**MATERIAL FOR THIS EXERCISE:**

···

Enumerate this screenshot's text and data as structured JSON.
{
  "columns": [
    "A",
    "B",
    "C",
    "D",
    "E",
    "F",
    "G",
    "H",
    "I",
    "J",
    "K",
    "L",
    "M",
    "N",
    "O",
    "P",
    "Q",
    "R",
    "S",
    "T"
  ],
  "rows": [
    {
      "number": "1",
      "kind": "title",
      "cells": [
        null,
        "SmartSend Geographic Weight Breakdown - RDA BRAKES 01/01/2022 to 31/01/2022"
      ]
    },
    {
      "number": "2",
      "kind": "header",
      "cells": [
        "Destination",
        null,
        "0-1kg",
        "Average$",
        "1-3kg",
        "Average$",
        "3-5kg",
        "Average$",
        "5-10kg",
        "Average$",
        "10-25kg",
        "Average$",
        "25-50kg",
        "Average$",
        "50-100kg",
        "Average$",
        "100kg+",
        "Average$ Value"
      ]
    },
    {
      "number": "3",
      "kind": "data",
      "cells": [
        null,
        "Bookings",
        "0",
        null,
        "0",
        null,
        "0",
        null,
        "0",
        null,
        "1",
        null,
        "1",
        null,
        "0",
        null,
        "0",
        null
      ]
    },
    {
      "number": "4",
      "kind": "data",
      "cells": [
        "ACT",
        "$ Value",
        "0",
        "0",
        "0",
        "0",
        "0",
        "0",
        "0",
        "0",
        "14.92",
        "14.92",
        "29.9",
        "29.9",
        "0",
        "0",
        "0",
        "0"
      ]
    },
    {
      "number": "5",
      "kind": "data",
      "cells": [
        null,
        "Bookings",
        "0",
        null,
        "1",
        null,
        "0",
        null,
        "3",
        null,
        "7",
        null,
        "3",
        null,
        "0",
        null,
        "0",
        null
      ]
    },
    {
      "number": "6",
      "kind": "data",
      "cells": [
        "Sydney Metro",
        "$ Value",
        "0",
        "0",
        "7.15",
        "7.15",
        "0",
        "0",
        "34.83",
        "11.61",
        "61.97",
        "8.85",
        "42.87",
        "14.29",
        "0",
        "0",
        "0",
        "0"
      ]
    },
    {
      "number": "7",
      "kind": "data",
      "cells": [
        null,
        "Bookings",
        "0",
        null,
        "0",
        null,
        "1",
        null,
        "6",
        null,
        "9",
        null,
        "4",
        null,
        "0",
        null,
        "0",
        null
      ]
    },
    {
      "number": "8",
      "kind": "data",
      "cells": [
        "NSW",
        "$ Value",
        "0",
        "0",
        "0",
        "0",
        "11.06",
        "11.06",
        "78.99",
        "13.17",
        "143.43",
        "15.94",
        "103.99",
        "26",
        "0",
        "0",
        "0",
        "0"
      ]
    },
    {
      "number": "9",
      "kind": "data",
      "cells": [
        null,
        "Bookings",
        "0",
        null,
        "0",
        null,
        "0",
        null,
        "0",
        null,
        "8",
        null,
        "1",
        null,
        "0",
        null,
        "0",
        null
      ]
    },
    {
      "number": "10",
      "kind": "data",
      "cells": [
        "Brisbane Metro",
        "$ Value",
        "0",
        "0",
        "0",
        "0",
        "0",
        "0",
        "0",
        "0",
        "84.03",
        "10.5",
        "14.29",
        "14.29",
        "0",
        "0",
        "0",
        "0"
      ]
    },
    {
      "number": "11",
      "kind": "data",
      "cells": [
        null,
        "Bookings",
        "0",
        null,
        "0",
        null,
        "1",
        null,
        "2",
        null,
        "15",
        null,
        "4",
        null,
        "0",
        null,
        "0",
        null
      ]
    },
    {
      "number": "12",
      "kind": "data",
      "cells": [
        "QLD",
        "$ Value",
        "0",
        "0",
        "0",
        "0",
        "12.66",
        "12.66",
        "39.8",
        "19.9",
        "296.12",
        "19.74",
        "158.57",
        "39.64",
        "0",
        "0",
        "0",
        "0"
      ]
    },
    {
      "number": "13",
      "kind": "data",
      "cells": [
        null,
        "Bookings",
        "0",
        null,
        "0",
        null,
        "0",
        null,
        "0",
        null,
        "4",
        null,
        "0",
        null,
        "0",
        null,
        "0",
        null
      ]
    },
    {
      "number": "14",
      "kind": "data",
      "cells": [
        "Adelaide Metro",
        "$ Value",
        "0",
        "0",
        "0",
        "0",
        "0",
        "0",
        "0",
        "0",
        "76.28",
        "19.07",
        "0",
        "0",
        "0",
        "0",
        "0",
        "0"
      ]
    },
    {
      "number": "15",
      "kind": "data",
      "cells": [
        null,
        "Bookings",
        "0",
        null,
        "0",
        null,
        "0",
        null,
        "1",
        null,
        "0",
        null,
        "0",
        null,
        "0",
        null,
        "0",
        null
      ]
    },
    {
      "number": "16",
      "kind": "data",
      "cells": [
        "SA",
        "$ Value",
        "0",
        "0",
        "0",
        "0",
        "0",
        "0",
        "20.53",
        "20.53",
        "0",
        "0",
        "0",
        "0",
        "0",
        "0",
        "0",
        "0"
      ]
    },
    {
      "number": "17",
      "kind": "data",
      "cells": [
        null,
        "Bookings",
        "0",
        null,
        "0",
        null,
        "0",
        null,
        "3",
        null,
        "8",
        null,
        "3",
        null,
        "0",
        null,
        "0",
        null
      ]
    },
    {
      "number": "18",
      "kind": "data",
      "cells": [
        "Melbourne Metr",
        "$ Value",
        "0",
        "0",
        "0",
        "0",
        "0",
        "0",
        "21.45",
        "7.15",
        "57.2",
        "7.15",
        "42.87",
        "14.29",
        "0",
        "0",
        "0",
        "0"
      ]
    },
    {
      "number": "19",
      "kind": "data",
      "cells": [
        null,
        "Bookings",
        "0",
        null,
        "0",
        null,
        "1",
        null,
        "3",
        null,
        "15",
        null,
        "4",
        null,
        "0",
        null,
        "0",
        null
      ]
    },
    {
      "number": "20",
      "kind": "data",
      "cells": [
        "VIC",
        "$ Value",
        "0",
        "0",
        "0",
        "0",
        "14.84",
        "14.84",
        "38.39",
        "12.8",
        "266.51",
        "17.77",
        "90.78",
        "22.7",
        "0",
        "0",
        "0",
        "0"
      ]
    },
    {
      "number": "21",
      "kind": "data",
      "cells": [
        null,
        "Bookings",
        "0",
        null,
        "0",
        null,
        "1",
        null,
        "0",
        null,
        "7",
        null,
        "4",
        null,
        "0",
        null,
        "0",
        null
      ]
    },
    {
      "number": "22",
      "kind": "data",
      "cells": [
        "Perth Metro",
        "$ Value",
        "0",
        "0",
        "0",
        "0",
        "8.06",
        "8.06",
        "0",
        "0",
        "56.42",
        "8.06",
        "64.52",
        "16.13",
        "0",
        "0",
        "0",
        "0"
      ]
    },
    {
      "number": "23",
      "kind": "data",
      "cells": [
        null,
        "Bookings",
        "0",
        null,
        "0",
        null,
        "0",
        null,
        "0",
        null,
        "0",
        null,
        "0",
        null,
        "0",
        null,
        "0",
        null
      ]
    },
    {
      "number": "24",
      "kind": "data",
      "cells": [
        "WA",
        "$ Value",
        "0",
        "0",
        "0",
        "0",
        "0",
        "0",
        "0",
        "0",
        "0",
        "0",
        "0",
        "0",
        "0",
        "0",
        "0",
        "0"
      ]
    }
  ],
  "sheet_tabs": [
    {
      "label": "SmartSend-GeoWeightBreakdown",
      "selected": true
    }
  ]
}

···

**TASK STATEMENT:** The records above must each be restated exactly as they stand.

**WRITTEN SOLUTION:**
Enumerate this screenshot's text and data as structured JSON.
{
  "columns": [
    "A",
    "B",
    "C",
    "D",
    "E",
    "F",
    "G",
    "H",
    "I",
    "J",
    "K",
    "L",
    "M",
    "N",
    "O",
    "P",
    "Q",
    "R",
    "S",
    "T"
  ],
  "rows": [
    {
      "number": "1",
      "kind": "title",
      "cells": [
        null,
        "SmartSend Geographic Weight Breakdown - RDA BRAKES 01/01/2022 to 31/01/2022"
      ]
    },
    {
      "number": "2",
      "kind": "header",
      "cells": [
        "Destination",
        null,
        "0-1kg",
        "Average$",
        "1-3kg",
        "Average$",
        "3-5kg",
        "Average$",
        "5-10kg",
        "Average$",
        "10-25kg",
        "Average$",
        "25-50kg",
        "Average$",
        "50-100kg",
        "Average$",
        "100kg+",
        "Average$ Value"
      ]
    },
    {
      "number": "3",
      "kind": "data",
      "cells": [
        null,
        "Bookings",
        "0",
        null,
        "0",
        null,
        "0",
        null,
        "0",
        null,
        "1",
        null,
        "1",
        null,
        "0",
        null,
        "0",
        null
      ]
    },
    {
      "number": "4",
      "kind": "data",
      "cells": [
        "ACT",
        "$ Value",
        "0",
        "0",
        "0",
        "0",
        "0",
        "0",
        "0",
        "0",
        "14.92",
        "14.92",
        "29.9",
        "29.9",
        "0",
        "0",
        "0",
        "0"
      ]
    },
    {
      "number": "5",
      "kind": "data",
      "cells": [
        null,
        "Bookings",
        "0",
        null,
        "1",
        null,
        "0",
        null,
        "3",
        null,
        "7",
        null,
        "3",
        null,
        "0",
        null,
        "0",
        null
      ]
    },
    {
      "number": "6",
      "kind": "data",
      "cells": [
        "Sydney Metro",
        "$ Value",
        "0",
        "0",
        "7.15",
        "7.15",
        "0",
        "0",
        "34.83",
        "11.61",
        "61.97",
        "8.85",
        "42.87",
        "14.29",
        "0",
        "0",
        "0",
        "0"
      ]
    },
    {
      "number": "7",
      "kind": "data",
      "cells": [
        null,
        "Bookings",
        "0",
        null,
        "0",
        null,
        "1",
        null,
        "6",
        null,
        "9",
        null,
        "4",
        null,
        "0",
        null,
        "0",
        null
      ]
    },
    {
      "number": "8",
      "kind": "data",
      "cells": [
        "NSW",
        "$ Value",
        "0",
        "0",
        "0",
        "0",
        "11.06",
        "11.06",
        "78.99",
        "13.17",
        "143.43",
        "15.94",
        "103.99",
        "26",
        "0",
        "0",
        "0",
        "0"
      ]
    },
    {
      "number": "9",
      "kind": "data",
      "cells": [
        null,
        "Bookings",
        "0",
        null,
        "0",
        null,
        "0",
        null,
        "0",
        null,
        "8",
        null,
        "1",
        null,
        "0",
        null,
        "0",
        null
      ]
    },
    {
      "number": "10",
      "kind": "data",
      "cells": [
        "Brisbane Metro",
        "$ Value",
        "0",
        "0",
        "0",
        "0",
        "0",
        "0",
        "0",
        "0",
        "84.03",
        "10.5",
        "14.29",
        "14.29",
        "0",
        "0",
        "0",
        "0"
      ]
    },
    {
      "number": "11",
      "kind": "data",
      "cells": [
        null,
        "Bookings",
        "0",
        null,
        "0",
        null,
        "1",
        null,
        "2",
        null,
        "15",
        null,
        "4",
        null,
        "0",
        null,
        "0",
        null
      ]
    },
    {
      "number": "12",
      "kind": "data",
      "cells": [
        "QLD",
        "$ Value",
        "0",
        "0",
        "0",
        "0",
        "12.66",
        "12.66",
        "39.8",
        "19.9",
        "296.12",
        "19.74",
        "158.57",
        "39.64",
        "0",
        "0",
        "0",
        "0"
      ]
    },
    {
      "number": "13",
      "kind": "data",
      "cells": [
        null,
        "Bookings",
        "0",
        null,
        "0",
        null,
        "0",
        null,
        "0",
        null,
        "4",
        null,
        "0",
        null,
        "0",
        null,
        "0",
        null
      ]
    },
    {
      "number": "14",
      "kind": "data",
      "cells": [
        "Adelaide Metro",
        "$ Value",
        "0",
        "0",
        "0",
        "0",
        "0",
        "0",
        "0",
        "0",
        "76.28",
        "19.07",
        "0",
        "0",
        "0",
        "0",
        "0",
        "0"
      ]
    },
    {
      "number": "15",
      "kind": "data",
      "cells": [
        null,
        "Bookings",
        "0",
        null,
        "0",
        null,
        "0",
        null,
        "1",
        null,
        "0",
        null,
        "0",
        null,
        "0",
        null,
        "0",
        null
      ]
    },
    {
      "number": "16",
      "kind": "data",
      "cells": [
        "SA",
        "$ Value",
        "0",
        "0",
        "0",
        "0",
        "0",
        "0",
        "20.53",
        "20.53",
        "0",
        "0",
        "0",
        "0",
        "0",
        "0",
        "0",
        "0"
      ]
    },
    {
      "number": "17",
      "kind": "data",
      "cells": [
        null,
        "Bookings",
        "0",
        null,
        "0",
        null,
        "0",
        null,
        "3",
        null,
        "8",
        null,
        "3",
        null,
        "0",
        null,
        "0",
        null
      ]
    },
    {
      "number": "18",
      "kind": "data",
      "cells": [
        "Melbourne Metr",
        "$ Value",
        "0",
        "0",
        "0",
        "0",
        "0",
        "0",
        "21.45",
        "7.15",
        "57.2",
        "7.15",
        "42.87",
        "14.29",
        "0",
        "0",
        "0",
        "0"
      ]
    },
    {
      "number": "19",
      "kind": "data",
      "cells": [
        null,
        "Bookings",
        "0",
        null,
        "0",
        null,
        "1",
        null,
        "3",
        null,
        "15",
        null,
        "4",
        null,
        "0",
        null,
        "0",
        null
      ]
    },
    {
      "number": "20",
      "kind": "data",
      "cells": [
        "VIC",
        "$ Value",
        "0",
        "0",
        "0",
        "0",
        "14.84",
        "14.84",
        "38.39",
        "12.8",
        "266.51",
        "17.77",
        "90.78",
        "22.7",
        "0",
        "0",
        "0",
        "0"
      ]
    },
    {
      "number": "21",
      "kind": "data",
      "cells": [
        null,
        "Bookings",
        "0",
        null,
        "0",
        null,
        "1",
        null,
        "0",
        null,
        "7",
        null,
        "4",
        null,
        "0",
        null,
        "0",
        null
      ]
    },
    {
      "number": "22",
      "kind": "data",
      "cells": [
        "Perth Metro",
        "$ Value",
        "0",
        "0",
        "0",
        "0",
        "8.06",
        "8.06",
        "0",
        "0",
        "56.42",
        "8.06",
        "64.52",
        "16.13",
        "0",
        "0",
        "0",
        "0"
      ]
    },
    {
      "number": "23",
      "kind": "data",
      "cells": [
        null,
        "Bookings",
        "0",
        null,
        "0",
        null,
        "0",
        null,
        "0",
        null,
        "0",
        null,
        "0",
        null,
        "0",
        null,
        "0",
        null
      ]
    },
    {
      "number": "24",
      "kind": "data",
      "cells": [
        "WA",
        "$ Value",
        "0",
        "0",
        "0",
        "0",
        "0",
        "0",
        "0",
        "0",
        "0",
        "0",
        "0",
        "0",
        "0",
        "0",
        "0",
        "0"
      ]
    }
  ],
  "sheet_tabs": [
    {
      "label": "SmartSend-GeoWeightBreakdown",
      "selected": true
    }
  ]
}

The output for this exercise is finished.